### Exercise directions
Provide only the number of lines in the records where "this" appears.

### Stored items
○ ○ ○ ○ ○ ○ ○
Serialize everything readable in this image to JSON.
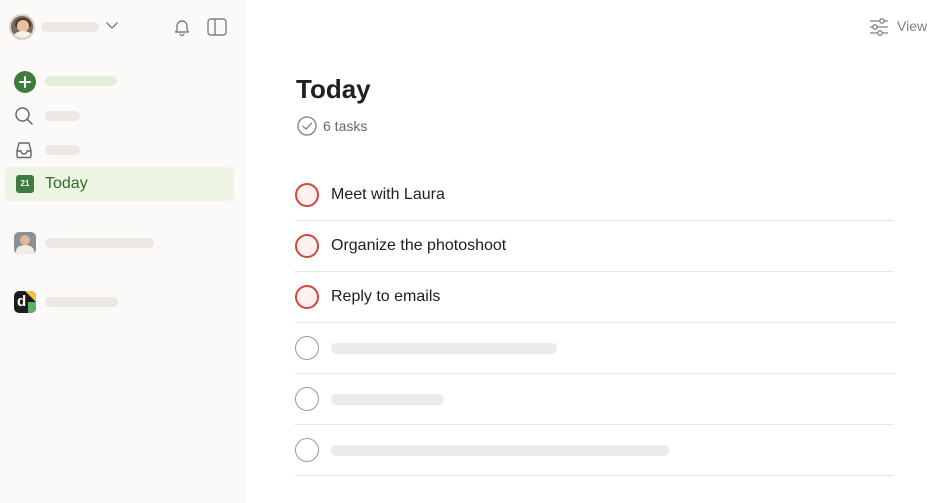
{
  "header": {
    "view_label": "View"
  },
  "sidebar": {
    "today_label": "Today",
    "today_icon_number": "21"
  },
  "main": {
    "title": "Today",
    "task_count": "6 tasks",
    "tasks": [
      {
        "title": "Meet with Laura",
        "priority": "p1"
      },
      {
        "title": "Organize the photoshoot",
        "priority": "p1"
      },
      {
        "title": "Reply to emails",
        "priority": "p1"
      }
    ]
  },
  "colors": {
    "accent": "#3f7b3c",
    "priority_1": "#d1453b",
    "active_bg": "#eef4e4"
  },
  "logo_letter": "d"
}
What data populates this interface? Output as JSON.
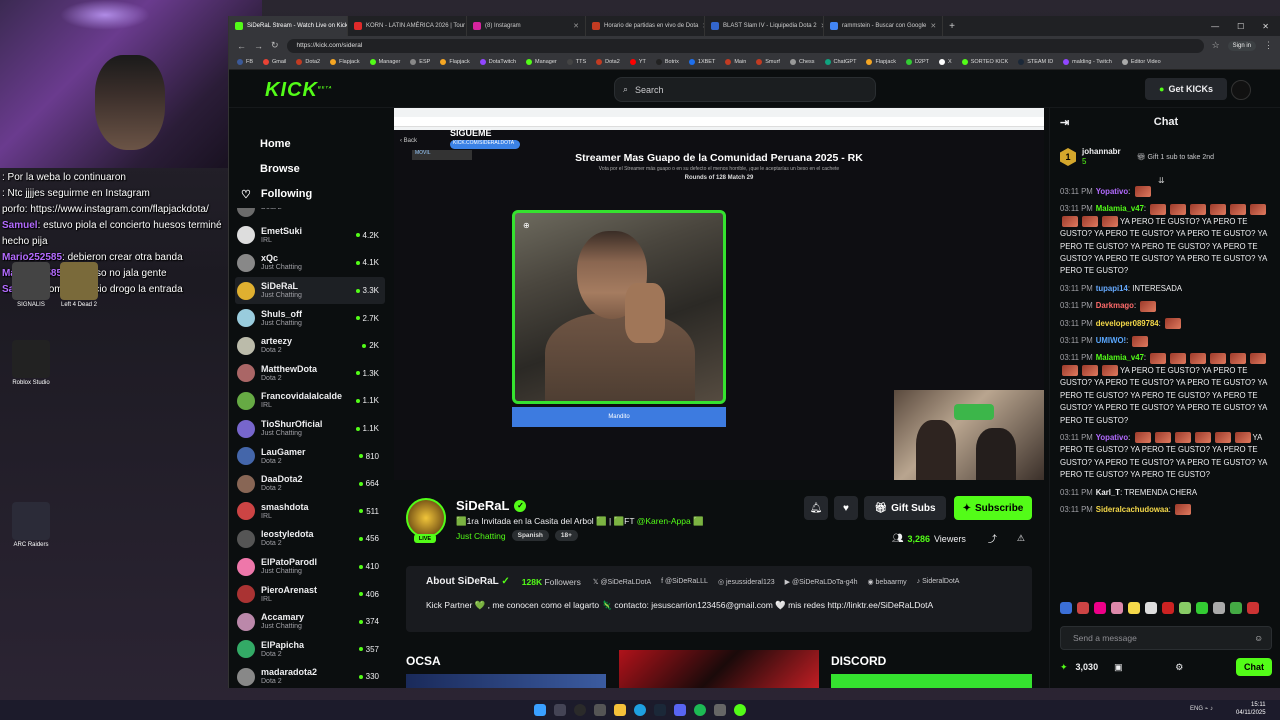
{
  "overlay_chat": [
    {
      "user": "",
      "text": ": Por la weba lo continuaron"
    },
    {
      "user": "",
      "text": ": Ntc jjjjes seguirme en Instagram"
    },
    {
      "user": "",
      "text": "porfo: https://www.instagram.com/flapjackdota/"
    },
    {
      "user": "Samuel",
      "text": ": estuvo piola el concierto huesos terminé"
    },
    {
      "user": "",
      "text": "hecho pija"
    },
    {
      "user": "Mario252585",
      "text": ": debieron crear otra banda"
    },
    {
      "user": "Mario252585",
      "text": ": pero eso no jala gente"
    },
    {
      "user": "Saru1...",
      "text": ": compre precio drogo la entrada"
    }
  ],
  "desktop_icons": [
    {
      "label": "SIGNALIS",
      "color": "#444"
    },
    {
      "label": "Left 4 Dead 2",
      "color": "#7a6a3a"
    },
    {
      "label": "Roblox Studio",
      "color": "#222"
    },
    {
      "label": "ARC Raiders",
      "color": "#2b2b38"
    }
  ],
  "browser": {
    "tabs": [
      {
        "title": "SiDeRaL Stream - Watch Live on Kick",
        "color": "#53fc18",
        "active": true
      },
      {
        "title": "KORN - LATIN AMÉRICA 2026 | Tour",
        "color": "#e02a2a",
        "active": false
      },
      {
        "title": "(8) Instagram",
        "color": "#d6249f",
        "active": false
      },
      {
        "title": "Horario de partidas en vivo de Dota",
        "color": "#c23b22",
        "active": false
      },
      {
        "title": "BLAST Slam IV - Liquipedia Dota 2",
        "color": "#3366cc",
        "active": false
      },
      {
        "title": "rammstein - Buscar con Google",
        "color": "#4285f4",
        "active": false
      }
    ],
    "new_tab": "+",
    "window_controls": [
      "—",
      "☐",
      "✕"
    ],
    "url": "https://kick.com/sideral",
    "signin": "Sign in",
    "bookmarks": [
      "FB",
      "Gmail",
      "Dota2",
      "Flapjack",
      "Manager",
      "ESP",
      "Flapjack",
      "DotaTwitch",
      "Manager",
      "TTS",
      "Dota2",
      "YT",
      "Botrix",
      "1XBET",
      "Main",
      "Smurf",
      "Chess",
      "ChatGPT",
      "Flapjack",
      "D2PT",
      "X",
      "SORTEO KICK",
      "STEAM ID",
      "malding - Twitch",
      "Editor Video"
    ]
  },
  "kick": {
    "logo": "KICK",
    "logo_sup": "BETA",
    "search_placeholder": "Search",
    "get_kicks": "Get KICKs",
    "nav": {
      "home": "Home",
      "browse": "Browse",
      "following": "Following"
    },
    "channels": [
      {
        "name": "",
        "category": "Dota 2",
        "viewers": "",
        "color": "#6b6b6b"
      },
      {
        "name": "EmetSuki",
        "category": "IRL",
        "viewers": "4.2K",
        "color": "#ddd"
      },
      {
        "name": "xQc",
        "category": "Just Chatting",
        "viewers": "4.1K",
        "color": "#888"
      },
      {
        "name": "SiDeRaL",
        "category": "Just Chatting",
        "viewers": "3.3K",
        "color": "#e0b030",
        "selected": true
      },
      {
        "name": "Shuls_off",
        "category": "Just Chatting",
        "viewers": "2.7K",
        "color": "#9cd"
      },
      {
        "name": "arteezy",
        "category": "Dota 2",
        "viewers": "2K",
        "color": "#bba"
      },
      {
        "name": "MatthewDota",
        "category": "Dota 2",
        "viewers": "1.3K",
        "color": "#a66"
      },
      {
        "name": "Francovidalalcalde",
        "category": "IRL",
        "viewers": "1.1K",
        "color": "#6a4"
      },
      {
        "name": "TioShurOficial",
        "category": "Just Chatting",
        "viewers": "1.1K",
        "color": "#76c"
      },
      {
        "name": "LauGamer",
        "category": "Dota 2",
        "viewers": "810",
        "color": "#46a"
      },
      {
        "name": "DaaDota2",
        "category": "Dota 2",
        "viewers": "664",
        "color": "#865"
      },
      {
        "name": "smashdota",
        "category": "IRL",
        "viewers": "511",
        "color": "#c44"
      },
      {
        "name": "leostyledota",
        "category": "Dota 2",
        "viewers": "456",
        "color": "#555"
      },
      {
        "name": "ElPatoParodl",
        "category": "Just Chatting",
        "viewers": "410",
        "color": "#e7a"
      },
      {
        "name": "PieroArenast",
        "category": "IRL",
        "viewers": "406",
        "color": "#a33"
      },
      {
        "name": "Accamary",
        "category": "Just Chatting",
        "viewers": "374",
        "color": "#b8a"
      },
      {
        "name": "ElPapicha",
        "category": "Dota 2",
        "viewers": "357",
        "color": "#3a6"
      },
      {
        "name": "madaradota2",
        "category": "Dota 2",
        "viewers": "330",
        "color": "#888"
      }
    ],
    "player": {
      "inner_title": "Streamer Mas Guapo de la Comunidad Peruana 2025 - RK",
      "inner_subtitle": "Vota por el Streamer más guapo o en su defecto el menos horrible, ¡que le aceptarías un beso en el cachete",
      "inner_round": "Rounds of 128 Match 29",
      "vote_button": "Mandito",
      "sigueme": "SIGUEME",
      "sigueme_handle": "KICK.COM/SIDERALDOTA",
      "back_label": "Back",
      "movil": "MOVIL"
    },
    "stream": {
      "name": "SiDeRaL",
      "live": "LIVE",
      "title_prefix": "🟩1ra Invitada en la Casita del Arbol 🟩 | 🟩FT ",
      "title_mention": "@Karen-Appa",
      "title_suffix": " 🟩",
      "category": "Just Chatting",
      "tags": [
        "Spanish",
        "18+"
      ],
      "gift_subs": "Gift Subs",
      "subscribe": "Subscribe",
      "viewers": "3,286",
      "viewers_label": "Viewers"
    },
    "about": {
      "title": "About SiDeRaL",
      "followers_count": "128K",
      "followers_label": "Followers",
      "socials": [
        "@SiDeRaLDotA",
        "@SiDeRaLLL",
        "jesussideral123",
        "@SiDeRaLDoTa-g4h",
        "bebaarmy",
        "SideralDotA"
      ],
      "bio": "Kick Partner 💚 , me conocen como el lagarto 🦎 contacto: jesuscarrion123456@gmail.com 🤍 mis redes http://linktr.ee/SiDeRaLDotA"
    },
    "panels": [
      "OCSA",
      "DISCORD"
    ],
    "chat": {
      "title": "Chat",
      "pinned_user": "johannabr",
      "pinned_count": "5",
      "pinned_rank": "1",
      "pinned_cta": "Gift 1 sub to take 2nd",
      "messages": [
        {
          "time": "03:11 PM",
          "user": "Yopativo",
          "color": "#b36bff",
          "text": "",
          "emotes": 1
        },
        {
          "time": "03:11 PM",
          "user": "Malamia_v47",
          "color": "#53fc18",
          "text": "YA PERO TE GUSTO? YA PERO TE GUSTO? YA PERO TE GUSTO? YA PERO TE GUSTO? YA PERO TE GUSTO? YA PERO TE GUSTO? YA PERO TE GUSTO? YA PERO TE GUSTO? YA PERO TE GUSTO? YA PERO TE GUSTO?",
          "emotes": 0
        },
        {
          "time": "03:11 PM",
          "user": "tupapi14",
          "color": "#66aaff",
          "text": "INTERESADA",
          "emotes": 0
        },
        {
          "time": "03:11 PM",
          "user": "Darkmago",
          "color": "#ff6b6b",
          "text": "",
          "emotes": 1
        },
        {
          "time": "03:11 PM",
          "user": "developer089784",
          "color": "#f5d94a",
          "text": "",
          "emotes": 1
        },
        {
          "time": "03:11 PM",
          "user": "UMIWO!",
          "color": "#5aa8ff",
          "text": "",
          "emotes": 1
        },
        {
          "time": "03:11 PM",
          "user": "Malamia_v47",
          "color": "#53fc18",
          "text": "YA PERO TE GUSTO? YA PERO TE GUSTO? YA PERO TE GUSTO? YA PERO TE GUSTO? YA PERO TE GUSTO? YA PERO TE GUSTO? YA PERO TE GUSTO? YA PERO TE GUSTO? YA PERO TE GUSTO? YA PERO TE GUSTO?",
          "emotes": 0
        },
        {
          "time": "03:11 PM",
          "user": "Yopativo",
          "color": "#b36bff",
          "text": "YA PERO TE GUSTO? YA PERO TE GUSTO? YA PERO TE GUSTO? YA PERO TE GUSTO? YA PERO TE GUSTO? YA PERO TE GUSTO? YA PERO TE GUSTO?",
          "emotes": 0
        },
        {
          "time": "03:11 PM",
          "user": "Karl_T",
          "color": "#efeff1",
          "text": "TREMENDA CHERA",
          "emotes": 0
        },
        {
          "time": "03:11 PM",
          "user": "Sideralcachudowaa",
          "color": "#f5d94a",
          "text": "",
          "emotes": 1
        }
      ],
      "input_placeholder": "Send a message",
      "points": "3,030",
      "send": "Chat"
    }
  },
  "taskbar": {
    "time": "15:11",
    "date": "04/11/2025",
    "lang": "ENG"
  }
}
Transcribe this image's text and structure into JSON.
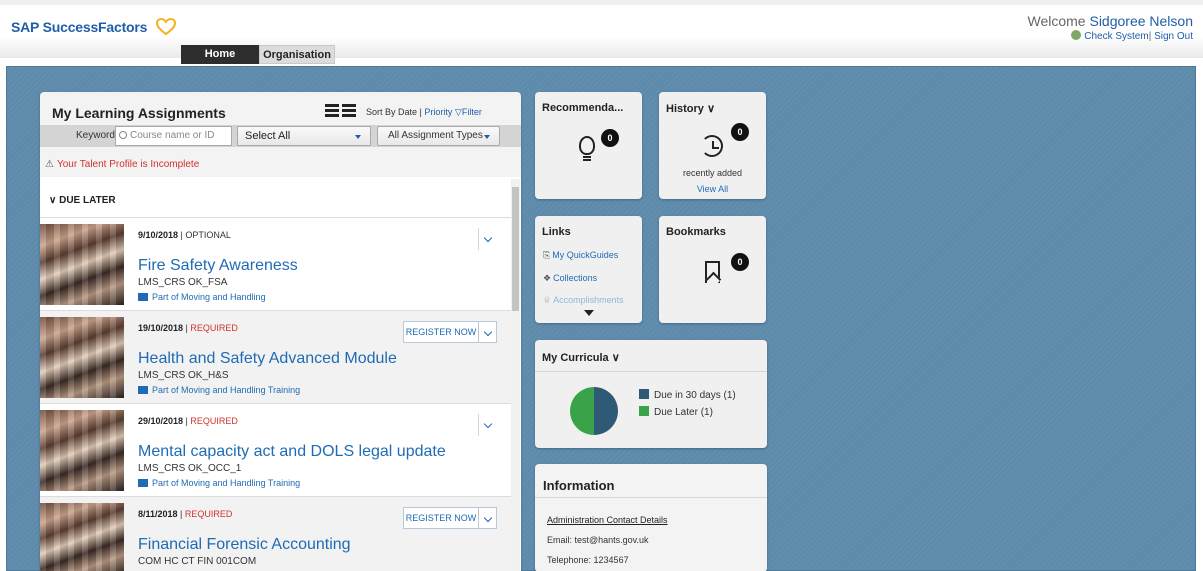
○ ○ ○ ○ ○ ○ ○
### The answer
3